"The word must communicate something (other than itself)."
Walter Benjamin, "On Language as such and on the Language of Man"
Dedication
To Jesse
First words
The children of the embassy all saw the boat land.
Quotations
"I don't want to be a simile anymore," I said. "I want to be a metaphor."
Last words
(Click to show. Warning: May contain spoilers.)
Disambiguation notice
Publisher's editors
Blurbers
Publisher series
Original language

References to this work on external resources.

Wikipedia in English (2)
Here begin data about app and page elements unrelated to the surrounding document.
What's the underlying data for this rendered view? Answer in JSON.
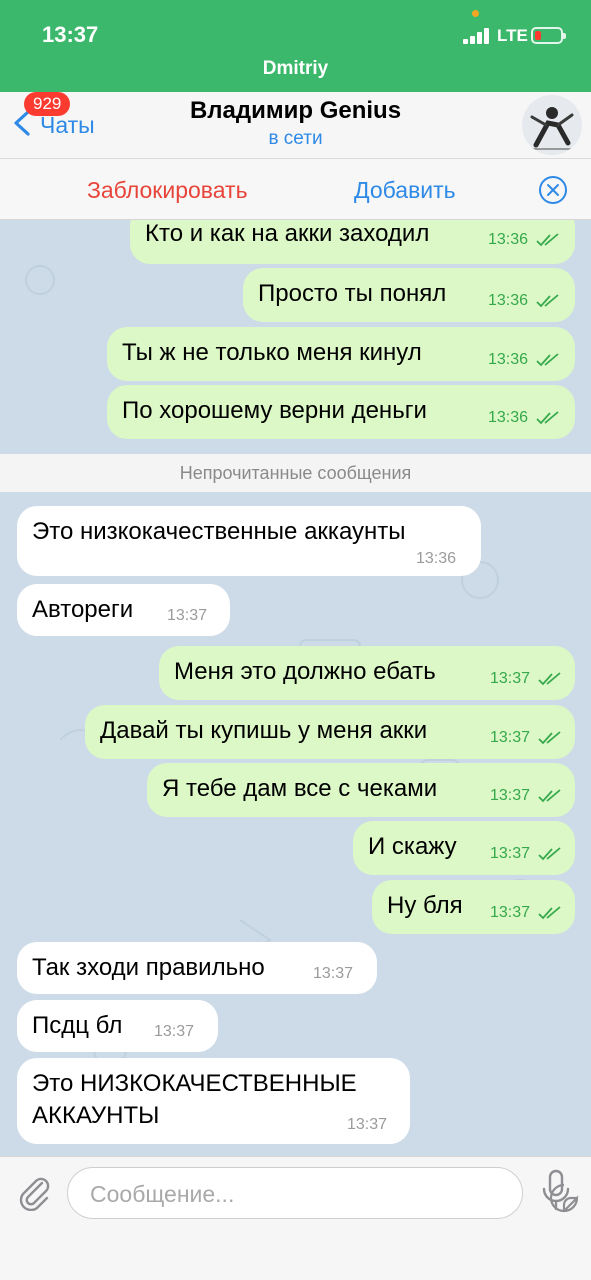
{
  "status": {
    "time": "13:37",
    "network": "LTE",
    "call_name": "Dmitriy"
  },
  "header": {
    "back_label": "Чаты",
    "unread_badge": "929",
    "title": "Владимир Genius",
    "subtitle": "в сети"
  },
  "actions": {
    "block": "Заблокировать",
    "add": "Добавить"
  },
  "chat": {
    "unread_divider": "Непрочитанные сообщения",
    "messages": [
      {
        "dir": "out",
        "text": "Кто и как на акки заходил",
        "time": "13:36"
      },
      {
        "dir": "out",
        "text": "Просто ты понял",
        "time": "13:36"
      },
      {
        "dir": "out",
        "text": "Ты ж не только меня кинул",
        "time": "13:36"
      },
      {
        "dir": "out",
        "text": "По хорошему верни деньги",
        "time": "13:36"
      },
      {
        "dir": "in",
        "text": "Это низкокачественные аккаунты",
        "time": "13:36"
      },
      {
        "dir": "in",
        "text": "Автореги",
        "time": "13:37"
      },
      {
        "dir": "out",
        "text": "Меня это должно ебать",
        "time": "13:37"
      },
      {
        "dir": "out",
        "text": "Давай ты купишь у меня акки",
        "time": "13:37"
      },
      {
        "dir": "out",
        "text": "Я тебе дам все с чеками",
        "time": "13:37"
      },
      {
        "dir": "out",
        "text": "И скажу",
        "time": "13:37"
      },
      {
        "dir": "out",
        "text": "Ну бля",
        "time": "13:37"
      },
      {
        "dir": "in",
        "text": "Так зходи правильно",
        "time": "13:37"
      },
      {
        "dir": "in",
        "text": "Псдц бл",
        "time": "13:37"
      },
      {
        "dir": "in",
        "text_line1": "Это НИЗКОКАЧЕСТВЕННЫЕ",
        "text_line2": "АККАУНТЫ",
        "time": "13:37"
      }
    ]
  },
  "input": {
    "placeholder": "Сообщение..."
  },
  "colors": {
    "accent": "#2e8ae6",
    "call_bar": "#3cb86c",
    "outgoing": "#dcf8c6",
    "block": "#e8453a"
  }
}
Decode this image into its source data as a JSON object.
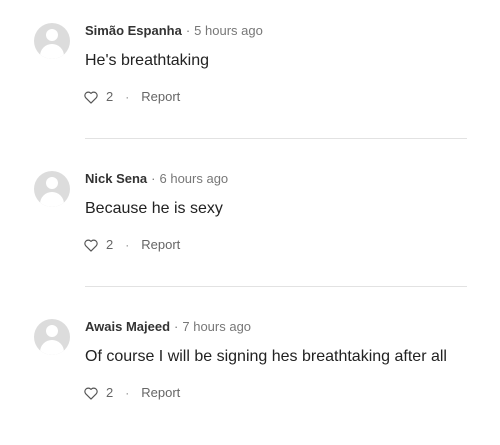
{
  "comments": [
    {
      "author": "Simão Espanha",
      "separator": "·",
      "time": "5 hours ago",
      "text": "He's breathtaking",
      "likes": "2",
      "action_dot": "·",
      "report_label": "Report"
    },
    {
      "author": "Nick Sena",
      "separator": "·",
      "time": "6 hours ago",
      "text": "Because he is sexy",
      "likes": "2",
      "action_dot": "·",
      "report_label": "Report"
    },
    {
      "author": "Awais Majeed",
      "separator": "·",
      "time": "7 hours ago",
      "text": "Of course I will be signing hes breathtaking after all",
      "likes": "2",
      "action_dot": "·",
      "report_label": "Report"
    }
  ],
  "colors": {
    "avatar_bg": "#dcdcdc",
    "divider": "#e2e2e2",
    "meta_text": "#777777"
  }
}
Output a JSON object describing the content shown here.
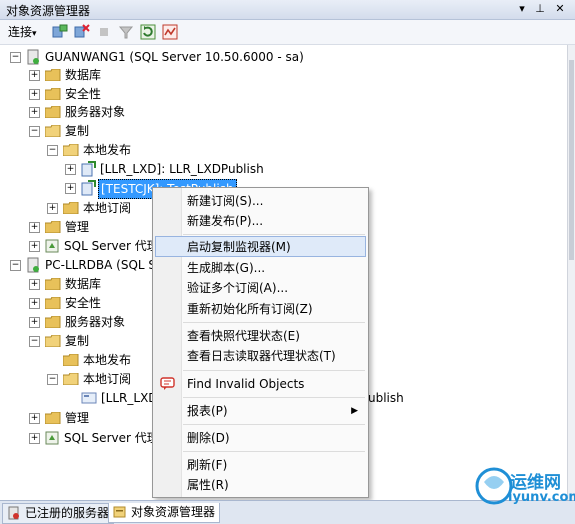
{
  "window": {
    "title": "对象资源管理器",
    "pin_glyph": "▾",
    "dock_glyph": "⊥",
    "close_glyph": "✕"
  },
  "toolbar": {
    "connect_label": "连接",
    "connect_arrow": "▾"
  },
  "tree": {
    "expand_plus": "+",
    "collapse_minus": "−",
    "server1": "GUANWANG1 (SQL Server 10.50.6000 - sa)",
    "s1_databases": "数据库",
    "s1_security": "安全性",
    "s1_server_objects": "服务器对象",
    "s1_replication": "复制",
    "s1_local_publications": "本地发布",
    "s1_pub1": "[LLR_LXD]: LLR_LXDPublish",
    "s1_pub2_selected": "[TESTCJK]: TestPublish",
    "s1_local_subscriptions": "本地订阅",
    "s1_management": "管理",
    "s1_agent": "SQL Server 代理",
    "server2": "PC-LLRDBA (SQL Se",
    "s2_databases": "数据库",
    "s2_security": "安全性",
    "s2_server_objects": "服务器对象",
    "s2_replication": "复制",
    "s2_local_publications": "本地发布",
    "s2_local_subscriptions": "本地订阅",
    "s2_sub1_left": "[LLR_LXD]",
    "s2_sub1_right": "ublish",
    "s2_management": "管理",
    "s2_agent": "SQL Server 代理"
  },
  "context_menu": {
    "items": [
      {
        "label": "新建订阅(S)..."
      },
      {
        "label": "新建发布(P)..."
      },
      {
        "label": "启动复制监视器(M)"
      },
      {
        "label": "生成脚本(G)..."
      },
      {
        "label": "验证多个订阅(A)..."
      },
      {
        "label": "重新初始化所有订阅(Z)"
      },
      {
        "label": "查看快照代理状态(E)"
      },
      {
        "label": "查看日志读取器代理状态(T)"
      },
      {
        "label": "Find Invalid Objects"
      },
      {
        "label": "报表(P)"
      },
      {
        "label": "删除(D)"
      },
      {
        "label": "刷新(F)"
      },
      {
        "label": "属性(R)"
      }
    ],
    "submenu_arrow": "▶",
    "highlighted_index": 2
  },
  "bottom_tabs": {
    "registered_servers": "已注册的服务器",
    "object_explorer": "对象资源管理器"
  },
  "watermark": {
    "text_cn": "运维网",
    "text_en": "iyunv.com"
  },
  "colors": {
    "selection": "#3399ff",
    "menu_highlight": "#dfeaf9",
    "folder": "#e8c15a"
  }
}
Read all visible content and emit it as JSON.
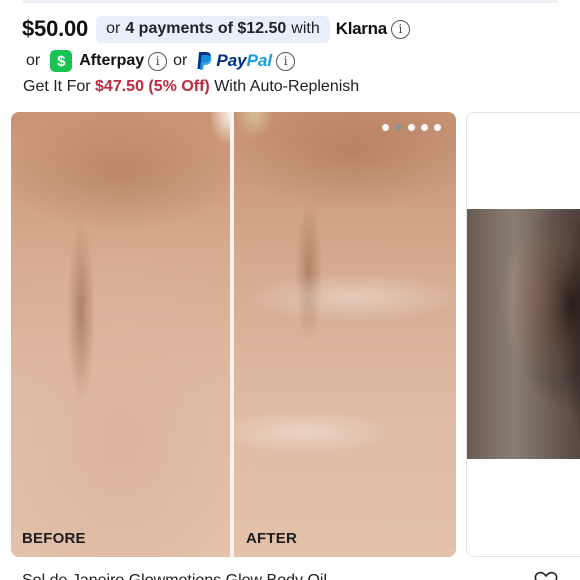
{
  "price": {
    "amount": "$50.00",
    "installments_prefix": "or",
    "installments_strong": "4 payments of $12.50",
    "installments_suffix": "with",
    "klarna_label": "Klarna"
  },
  "payment_alternatives": {
    "or_1": "or",
    "afterpay_label": "Afterpay",
    "or_2": "or",
    "paypal_pay": "Pay",
    "paypal_pal": "Pal"
  },
  "auto_replenish": {
    "prefix": "Get It For",
    "discount_price": "$47.50 (5% Off)",
    "suffix": "With Auto-Replenish"
  },
  "gallery": {
    "before_label": "BEFORE",
    "after_label": "AFTER",
    "dots_total": 5,
    "active_dot_index": 1
  },
  "icons": {
    "info": "info-icon",
    "cash_app": "cash-app-icon",
    "paypal": "paypal-icon",
    "heart": "heart-icon"
  },
  "colors": {
    "klarna_pill_bg": "#e8effb",
    "discount_red": "#c0283e",
    "cash_app_green": "#19c352",
    "paypal_blue_dark": "#003087",
    "paypal_blue_light": "#1a9be0"
  },
  "footer": {
    "partial_text": "Sol de Janeiro Glowmotions Glow Body Oil"
  }
}
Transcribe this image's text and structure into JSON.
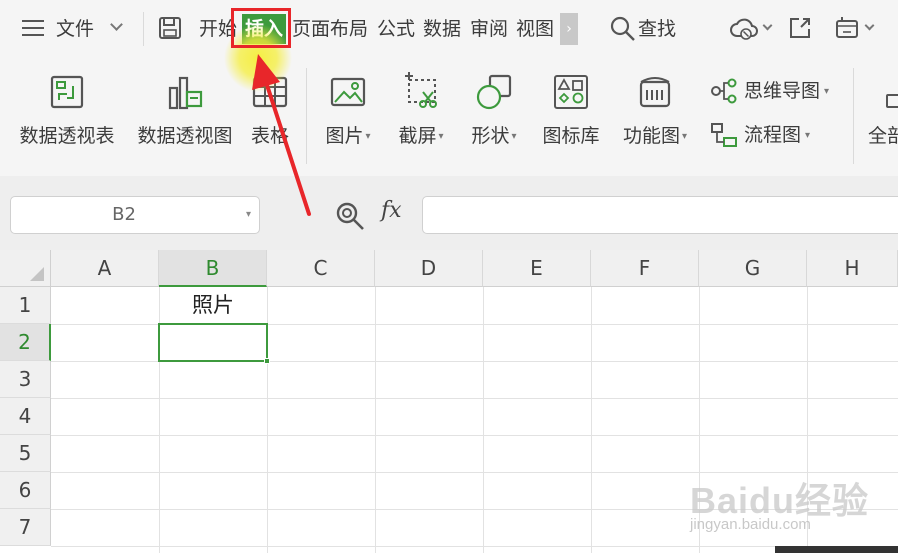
{
  "menubar": {
    "file_label": "文件",
    "tabs": [
      {
        "label": "开始"
      },
      {
        "label": "插入"
      },
      {
        "label": "页面布局"
      },
      {
        "label": "公式"
      },
      {
        "label": "数据"
      },
      {
        "label": "审阅"
      },
      {
        "label": "视图"
      }
    ],
    "search_label": "查找"
  },
  "ribbon": {
    "pivot_table": "数据透视表",
    "pivot_chart": "数据透视图",
    "table": "表格",
    "picture": "图片",
    "screenshot": "截屏",
    "shapes": "形状",
    "icon_library": "图标库",
    "function_chart": "功能图",
    "mind_map": "思维导图",
    "flowchart": "流程图",
    "cut_off_label": "全部"
  },
  "formula_bar": {
    "cell_reference": "B2",
    "fx_label": "fx",
    "formula_value": ""
  },
  "grid": {
    "columns": [
      "A",
      "B",
      "C",
      "D",
      "E",
      "F",
      "G",
      "H"
    ],
    "rows": [
      "1",
      "2",
      "3",
      "4",
      "5",
      "6",
      "7"
    ],
    "cells": {
      "B1": "照片"
    },
    "selected_cell": "B2"
  },
  "watermark": {
    "brand": "Baidu经验",
    "url": "jingyan.baidu.com"
  },
  "colors": {
    "accent_green": "#3d9a3d",
    "annotation_red": "#e8262a",
    "highlight_yellow": "#f5ee3a"
  }
}
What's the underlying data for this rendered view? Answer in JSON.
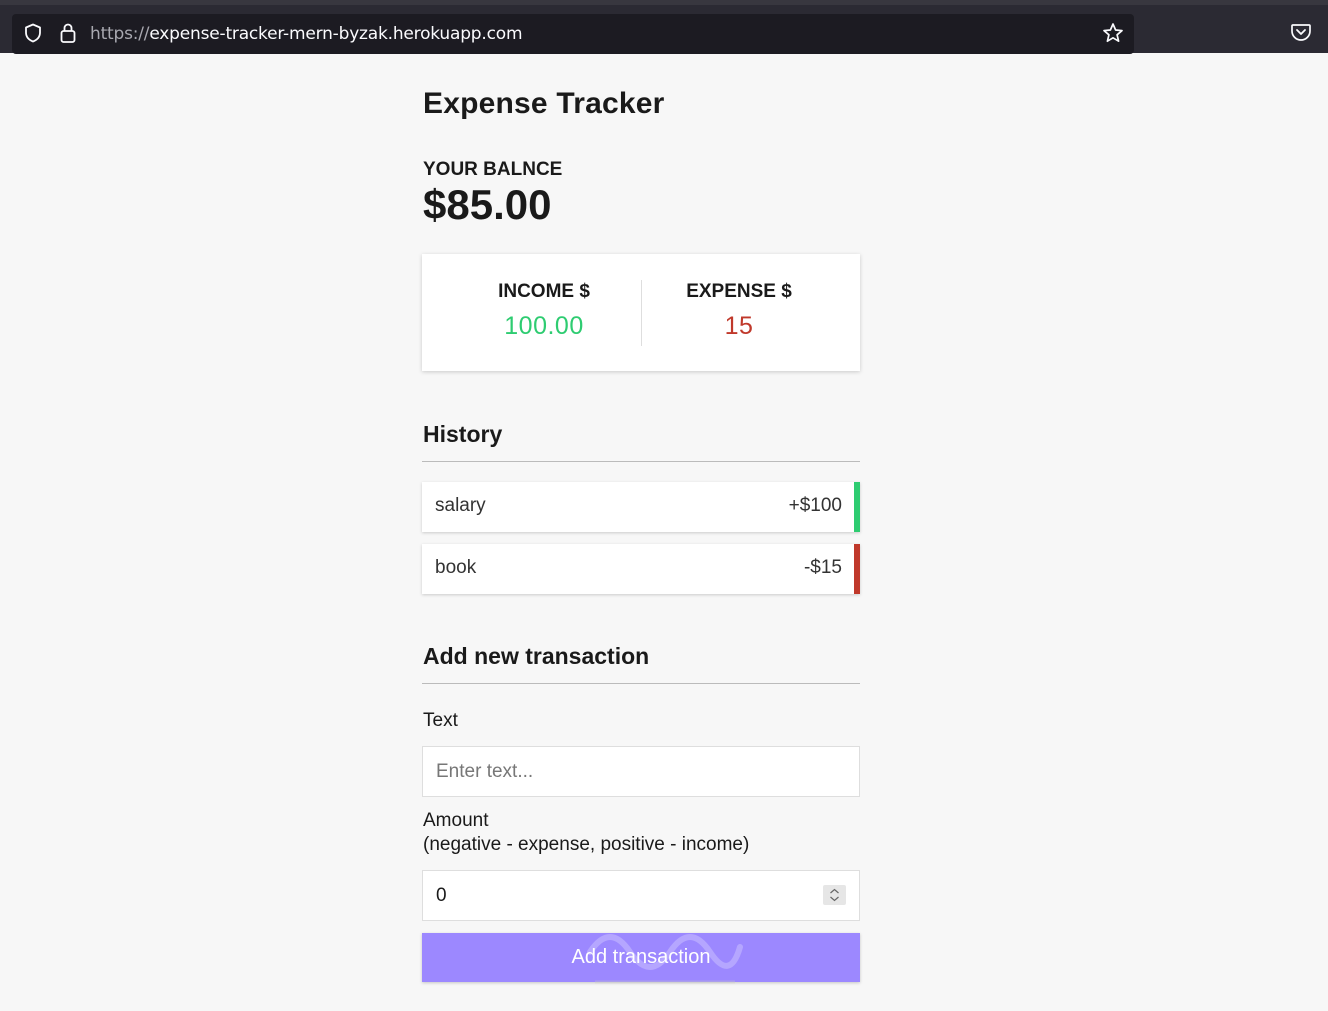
{
  "browser": {
    "url_protocol": "https://",
    "url_host": "expense-tracker-mern-byzak.herokuapp.com",
    "icons": [
      "shield-icon",
      "lock-icon",
      "star-icon",
      "pocket-icon"
    ]
  },
  "app": {
    "title": "Expense Tracker",
    "balance_label": "YOUR BALNCE",
    "balance_value": "$85.00"
  },
  "summary": {
    "income_label": "INCOME $",
    "income_value": "100.00",
    "expense_label": "EXPENSE $",
    "expense_value": "15"
  },
  "history": {
    "title": "History",
    "items": [
      {
        "text": "salary",
        "amount": "+$100",
        "type": "plus"
      },
      {
        "text": "book",
        "amount": "-$15",
        "type": "minus"
      }
    ]
  },
  "form": {
    "title": "Add new transaction",
    "text_label": "Text",
    "text_placeholder": "Enter text...",
    "amount_label": "Amount",
    "amount_hint": "(negative - expense, positive - income)",
    "amount_value": "0",
    "submit_label": "Add transaction"
  },
  "colors": {
    "income": "#2ecc71",
    "expense": "#c0392b",
    "button": "#9c88ff"
  }
}
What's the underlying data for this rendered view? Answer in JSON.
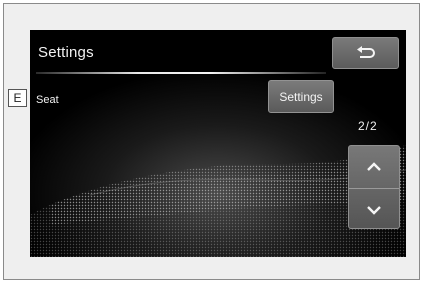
{
  "screen": {
    "title": "Settings",
    "back_icon": "return-arrow-icon",
    "seat_label": "Seat",
    "settings_button_label": "Settings",
    "page_indicator": "2/2",
    "scroll_up_icon": "chevron-up-icon",
    "scroll_down_icon": "chevron-down-icon"
  },
  "callout": {
    "label": "E"
  }
}
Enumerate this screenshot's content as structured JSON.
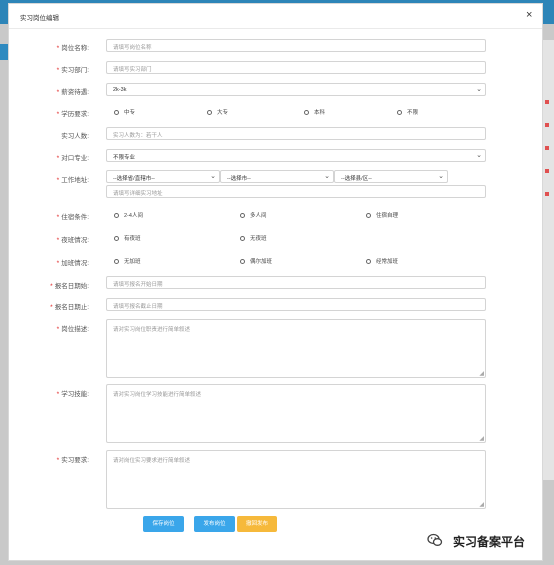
{
  "window": {
    "title": "实习岗位编辑"
  },
  "form": {
    "position_name": {
      "label": "岗位名称:",
      "placeholder": "请填写岗位名称"
    },
    "department": {
      "label": "实习部门:",
      "placeholder": "请填写实习部门"
    },
    "salary": {
      "label": "薪资待遇:",
      "value": "2k-3k"
    },
    "education": {
      "label": "学历要求:",
      "options": [
        "中专",
        "大专",
        "本科",
        "不限"
      ]
    },
    "headcount": {
      "label": "实习人数:",
      "placeholder": "实习人数为：若干人"
    },
    "major": {
      "label": "对口专业:",
      "value": "不限专业"
    },
    "address": {
      "label": "工作地址:",
      "province": "--选择省/直辖市--",
      "city": "--选择市--",
      "district": "--选择县/区--",
      "detail_placeholder": "请填写详细实习地址"
    },
    "accommodation": {
      "label": "住宿条件:",
      "options": [
        "2-4人间",
        "多人间",
        "住宿自理"
      ]
    },
    "night_shift": {
      "label": "夜班情况:",
      "options": [
        "有夜班",
        "无夜班"
      ]
    },
    "overtime": {
      "label": "加班情况:",
      "options": [
        "无加班",
        "偶尔加班",
        "经常加班"
      ]
    },
    "apply_start": {
      "label": "报名日期始:",
      "placeholder": "请填写报名开始日期"
    },
    "apply_end": {
      "label": "报名日期止:",
      "placeholder": "请填写报名截止日期"
    },
    "description": {
      "label": "岗位描述:",
      "placeholder": "请对实习岗位职责进行简单叙述"
    },
    "skills": {
      "label": "学习技能:",
      "placeholder": "请对实习岗位学习技能进行简单叙述"
    },
    "requirements": {
      "label": "实习要求:",
      "placeholder": "请对岗位实习要求进行简单叙述"
    }
  },
  "buttons": {
    "save": "保存岗位",
    "publish": "发布岗位",
    "unpublish": "撤回发布"
  },
  "watermark": {
    "text": "实习备案平台"
  },
  "colors": {
    "primary": "#3aa6ea",
    "warning": "#f6b93b",
    "required": "#e02020",
    "header": "#2d85b8"
  }
}
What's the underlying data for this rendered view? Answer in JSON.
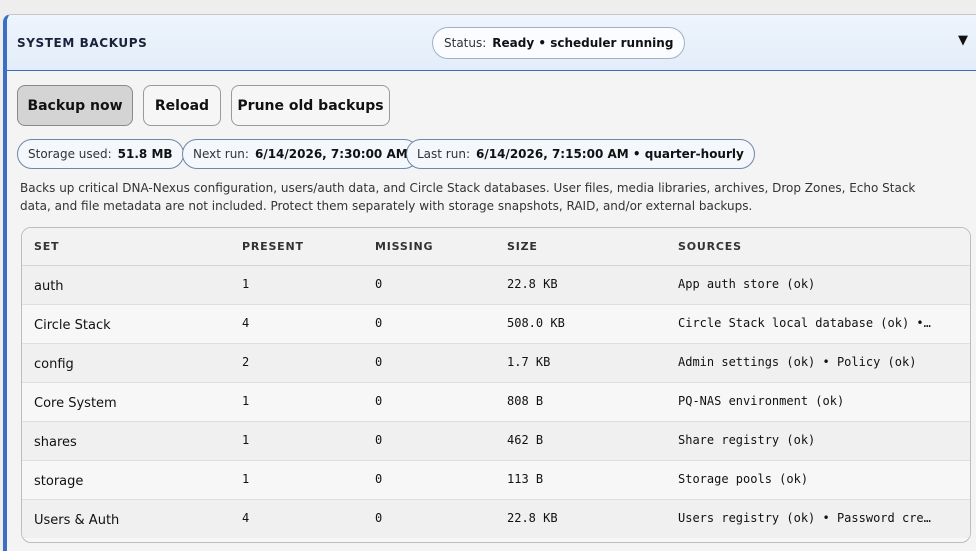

Book description
On a distant planet in the far future, humans and an alien race coexist in a nonviolent but nonetheless uncomfortable arrangement. In general, they don't hurt one another, but they're not necessarily happy to share the city together. It is a marriage of convenience, arranged for economic reasons. But when a new group of humans arrives on the planet, one current citizen—a young woman—begins to realize that things are about to change for the worse.
Haiku summary
The Hosts - who are they?
Avise the simile, all
Ends in social change.
(mclewe)

No descriptions found.

(see all 2 descriptions)

Avice Benner Cho, a human colonist on a distant planet populated by the Ariekei, sentient beings famed for their unique language, returns to Embassytown after many years of deep space exploration to find she has become a living simile in the Ariekei language even though she cannot speak it, and she is torn by competing loyalties when hostilities erupt between humans and aliens.… (more)

(summary from another edition)

» see all 3 descriptions

Quick Links

Swap Ebooks Audio
498 wanted4 pay2 pay

Popular covers

Rating

Average: (3.89)
0.5
1 12
1.5 2
2 21
2.5 11
3 86
3.5 60
4 211
4.5 57
5 125

Audible.com

2 editions of this book were published by Audible.com.

See editions

LibraryThing Early Reviewers Alumn

Embassytown by China Miéville was made available through LibraryThing Early Reviewers. Sign up to possibly get pre-publication copies of books.

Is this you?

Become a LibraryThing Author.

 

Help/FAQs | About | Privacy/Terms | Blog | Contact | LibraryThing.com | APIs | WikiThing | Common Knowledge | Legacy Libraries | Early Reviewers | 97,283,196 books! | Top bar: Always visible